Volunteer Work

Those who are recruited to serve on the board of directors of a non-profit organization usually have extensive experience volunteering with a wide range of non-profit organizations. You should start early on to get involved in a wide variety of charities, non-profit foundations and other groups that do work that you find very interesting. If your passion is youth and education, volunteer your time with an after-school program. If you are passionate about healthcare, volunteer with a hospital or a public healthcare agency that provides health promotion services to local communities.

Use your time while volunteering to meet as many people possible working for the organization. Many nonprofits constantly host events and other activities in order to raise funds. Often these events are awesome networking opportunities and will give you the ability to meet leaders, CEOs, politicians, local prominent business leaders and other individuals who most likely serve on the board of directors for other organizations. Networking is perhaps the single most important tool you should employ in your quest to join a board of directors.
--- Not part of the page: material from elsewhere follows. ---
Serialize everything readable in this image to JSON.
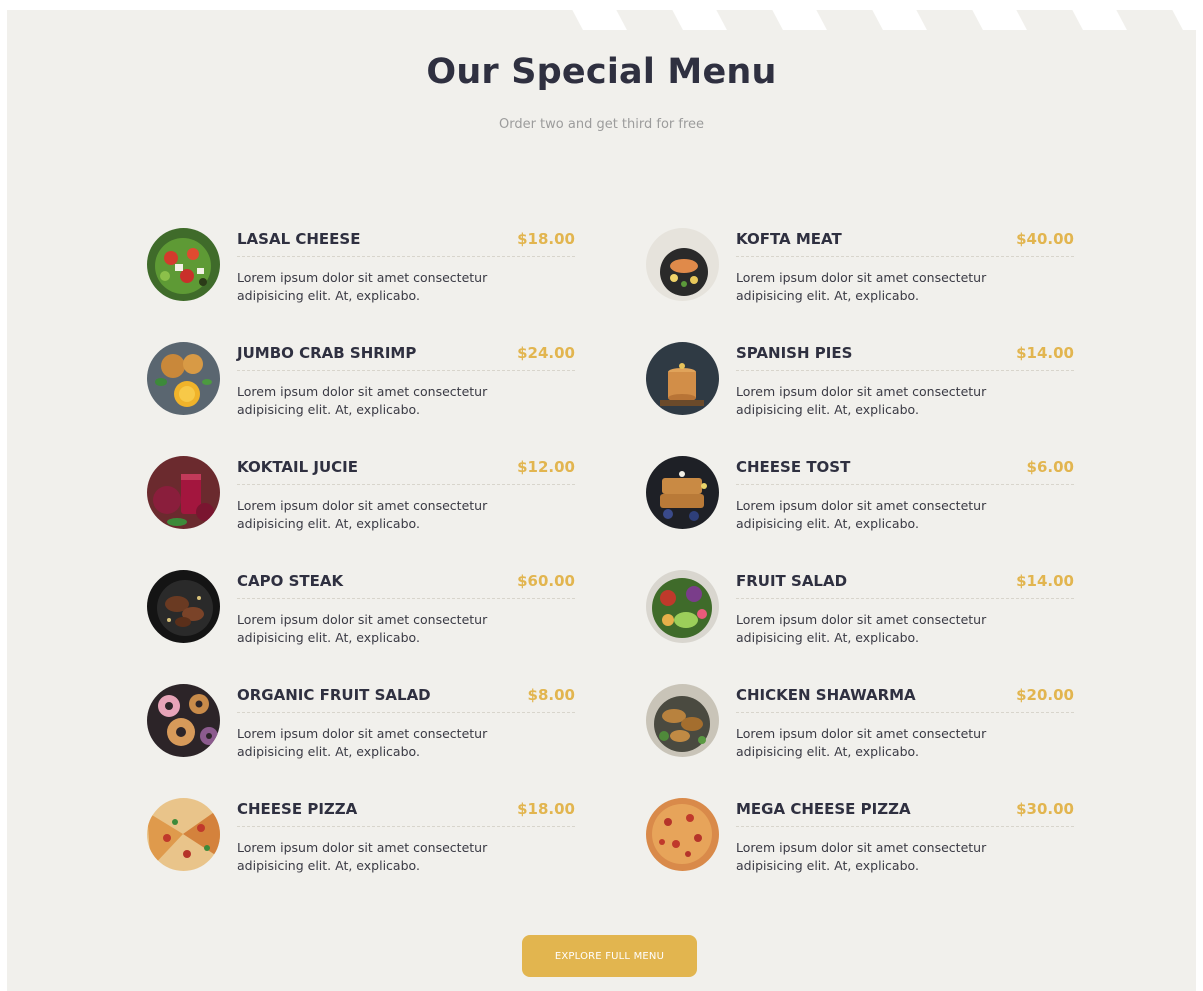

Work Experience

Prospective members of board of directors for non-profit organizations have diverse work experience working in a variety of industries. Non-profit organizations want to be able to recruit talented individuals who will bring and leverage their experience to help an organization meet large fundraising goals or land a huge contract with a government agency. It is very common for members of boards of directors to have at least five to ten years or consistent, professional experience working for a reputable company, organization or another nonprofit organization. Try your best to develop a comprehensive portfolio, showcasing your work experience, results and other highlights of your career.

Vetting and Recruitment Process
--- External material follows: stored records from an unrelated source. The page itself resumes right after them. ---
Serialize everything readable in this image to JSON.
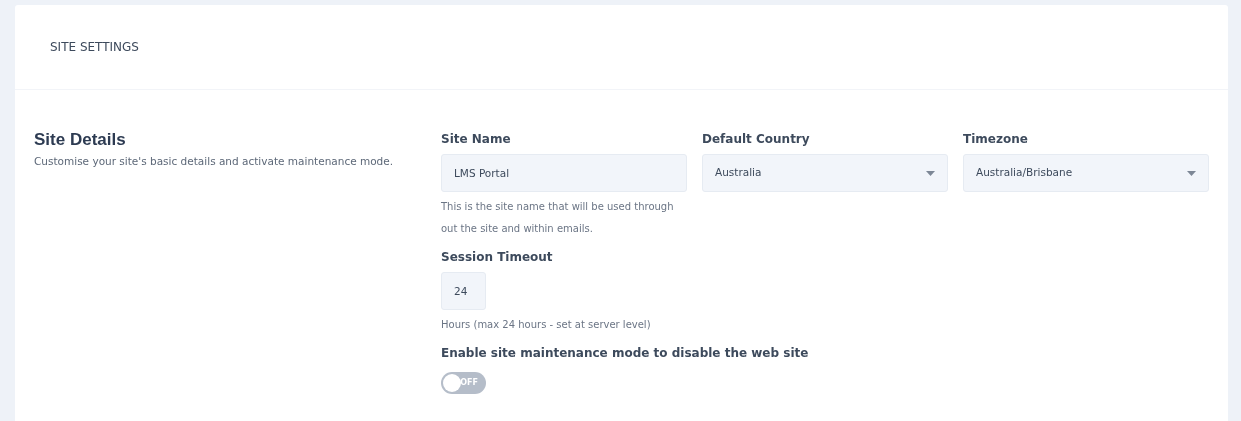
{
  "card_title": "SITE SETTINGS",
  "section": {
    "title": "Site Details",
    "description": "Customise your site's basic details and activate maintenance mode."
  },
  "fields": [
    {
      "kind": "text",
      "label": "Site Name",
      "value": "LMS Portal",
      "help": "This is the site name that will be used through out the site and within emails."
    },
    {
      "kind": "select",
      "label": "Default Country",
      "value": "Australia"
    },
    {
      "kind": "select",
      "label": "Timezone",
      "value": "Australia/Brisbane"
    }
  ],
  "session": {
    "label": "Session Timeout",
    "value": "24",
    "help": "Hours (max 24 hours - set at server level)"
  },
  "maintenance": {
    "label": "Enable site maintenance mode to disable the web site",
    "on": false,
    "state_label": "OFF"
  }
}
After you have volunteered your time to work with an organization that you are passionate about, you will need to see if they currently have an opening on their board of directors. If so, the first thing you should do is approach either the CEO, Executive Director or Chairman of the Board of Directors with your interest.
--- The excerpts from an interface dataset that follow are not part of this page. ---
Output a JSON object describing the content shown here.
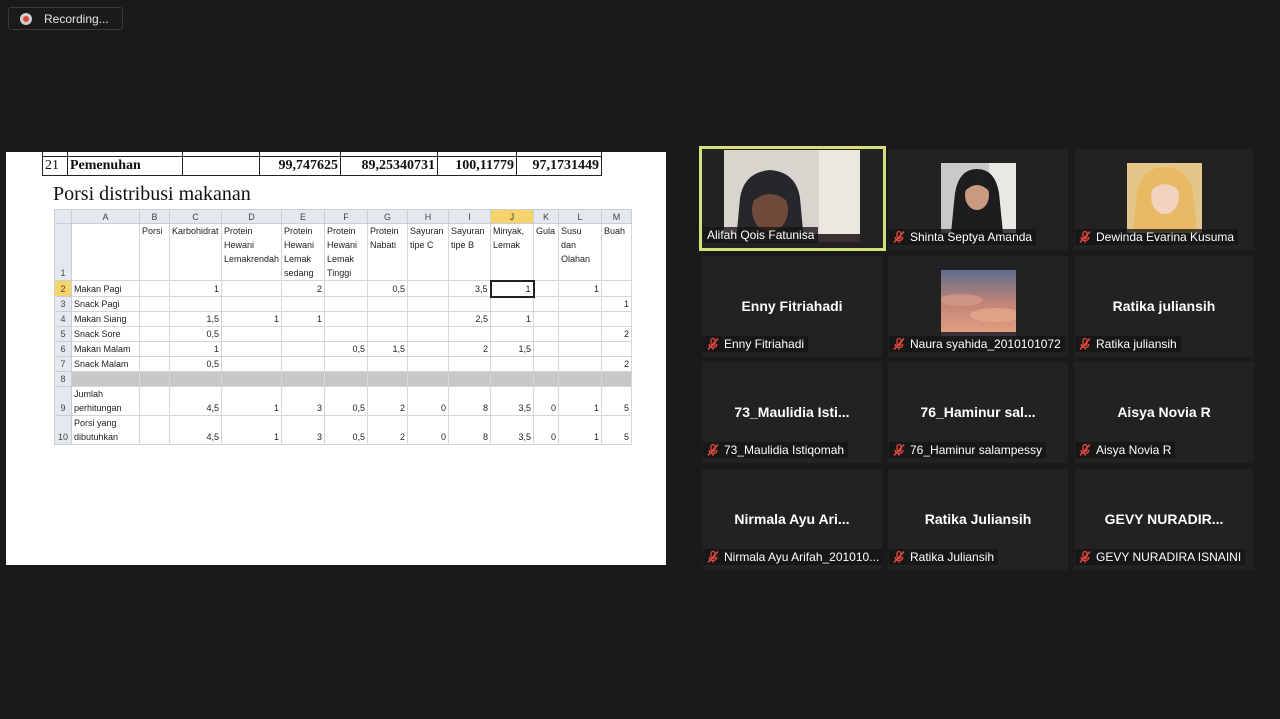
{
  "recording": {
    "label": "Recording..."
  },
  "shared_document": {
    "summary_row": {
      "row_number": "21",
      "label": "Pemenuhan",
      "values": [
        "",
        "99,747625",
        "89,25340731",
        "100,11779",
        "97,1731449"
      ]
    },
    "title": "Porsi distribusi makanan",
    "spreadsheet": {
      "column_letters": [
        "",
        "A",
        "B",
        "C",
        "D",
        "E",
        "F",
        "G",
        "H",
        "I",
        "J",
        "K",
        "L",
        "M"
      ],
      "header_row": {
        "row_number": "1",
        "cells": [
          "",
          "Porsi",
          "Karbohidrat",
          "Protein Hewani Lemakrendah",
          "Protein Hewani Lemak sedang",
          "Protein Hewani Lemak Tinggi",
          "Protein Nabati",
          "Sayuran tipe C",
          "Sayuran tipe B",
          "Minyak, Lemak",
          "Gula",
          "Susu dan Olahan",
          "Buah"
        ]
      },
      "rows": [
        {
          "n": "2",
          "cells": [
            "Makan Pagi",
            "",
            "1",
            "",
            "2",
            "",
            "0,5",
            "",
            "3,5",
            "1",
            "",
            "1",
            ""
          ]
        },
        {
          "n": "3",
          "cells": [
            "Snack Pagi",
            "",
            "",
            "",
            "",
            "",
            "",
            "",
            "",
            "",
            "",
            "",
            "1"
          ]
        },
        {
          "n": "4",
          "cells": [
            "Makan Siang",
            "",
            "1,5",
            "1",
            "1",
            "",
            "",
            "",
            "2,5",
            "1",
            "",
            "",
            ""
          ]
        },
        {
          "n": "5",
          "cells": [
            "Snack Sore",
            "",
            "0,5",
            "",
            "",
            "",
            "",
            "",
            "",
            "",
            "",
            "",
            "2"
          ]
        },
        {
          "n": "6",
          "cells": [
            "Makan Malam",
            "",
            "1",
            "",
            "",
            "0,5",
            "1,5",
            "",
            "2",
            "1,5",
            "",
            "",
            ""
          ]
        },
        {
          "n": "7",
          "cells": [
            "Snack Malam",
            "",
            "0,5",
            "",
            "",
            "",
            "",
            "",
            "",
            "",
            "",
            "",
            "2"
          ]
        },
        {
          "n": "8",
          "cells": [
            "",
            "",
            "",
            "",
            "",
            "",
            "",
            "",
            "",
            "",
            "",
            "",
            ""
          ]
        },
        {
          "n": "9",
          "cells": [
            "Jumlah perhitungan",
            "",
            "4,5",
            "1",
            "3",
            "0,5",
            "2",
            "0",
            "8",
            "3,5",
            "0",
            "1",
            "5"
          ]
        },
        {
          "n": "10",
          "cells": [
            "Porsi yang dibutuhkan",
            "",
            "4,5",
            "1",
            "3",
            "0,5",
            "2",
            "0",
            "8",
            "3,5",
            "0",
            "1",
            "5"
          ]
        }
      ]
    }
  },
  "participants": [
    {
      "tile_title": "",
      "label": "Alifah Qois Fatunisa",
      "muted": false,
      "active": true,
      "video": "webcam"
    },
    {
      "tile_title": "",
      "label": "Shinta Septya Amanda",
      "muted": true,
      "active": false,
      "video": "photo-hijab-dark"
    },
    {
      "tile_title": "",
      "label": "Dewinda Evarina Kusuma",
      "muted": true,
      "active": false,
      "video": "photo-hijab-yellow"
    },
    {
      "tile_title": "Enny Fitriahadi",
      "label": "Enny Fitriahadi",
      "muted": true,
      "active": false,
      "video": ""
    },
    {
      "tile_title": "",
      "label": "Naura syahida_2010101072",
      "muted": true,
      "active": false,
      "video": "photo-sunset-sky"
    },
    {
      "tile_title": "Ratika juliansih",
      "label": "Ratika juliansih",
      "muted": true,
      "active": false,
      "video": ""
    },
    {
      "tile_title": "73_Maulidia Isti...",
      "label": "73_Maulidia Istiqomah",
      "muted": true,
      "active": false,
      "video": ""
    },
    {
      "tile_title": "76_Haminur sal...",
      "label": "76_Haminur salampessy",
      "muted": true,
      "active": false,
      "video": ""
    },
    {
      "tile_title": "Aisya Novia R",
      "label": "Aisya Novia R",
      "muted": true,
      "active": false,
      "video": ""
    },
    {
      "tile_title": "Nirmala Ayu Ari...",
      "label": "Nirmala Ayu Arifah_201010...",
      "muted": true,
      "active": false,
      "video": ""
    },
    {
      "tile_title": "Ratika Juliansih",
      "label": "Ratika Juliansih",
      "muted": true,
      "active": false,
      "video": ""
    },
    {
      "tile_title": "GEVY NURADIR...",
      "label": "GEVY NURADIRA ISNAINI",
      "muted": true,
      "active": false,
      "video": ""
    }
  ],
  "colors": {
    "background": "#1a1a1a",
    "tile": "#222222",
    "active_border": "#d5e07a",
    "mute_icon": "#e5483c",
    "selected_header": "#f7d46a"
  }
}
For you to be taken seriously, make sure that you are recognized by the community at-large as an experienced and knowledgeable individual who can greatly contribute to an organization. Seek the endorsement of a local clergyman, politician or another civic leader who is familiar with your work.

Every organization has their own unique vetting and recruitment process. Become familiar with the process and work within the respective channels to put your name in the pool of prospective candidates. Usually, most organizations will conduct a series of interviews and will go over your academic background, work experience, volunteer experience and your vision for the organization. If they find that you are a great match for the organization, most boards will have an internal evaluation process where they will eventually decide the best candidates for the position. Hopefully, you will emerge as the top candidate and be invited to serve on their board. However, it is important to keep in mind that board of director positions are non-paid and in no way, shape, form or fashion should you pay or lobby for a position on a board. This is considered unethical and could possibly put the organization at risk for losing its tax exemption. Board members are usually also asked to commit to supporting the organization financially, so be sure to honor this commitment if you are chosen to serve.

Serving on a non-profit’s board of directors is a win-win for both the organization and the board member. Even if you do not necessarily land a position on the board of your desire, do not give up on volunteering and sharing your work experiences with your community.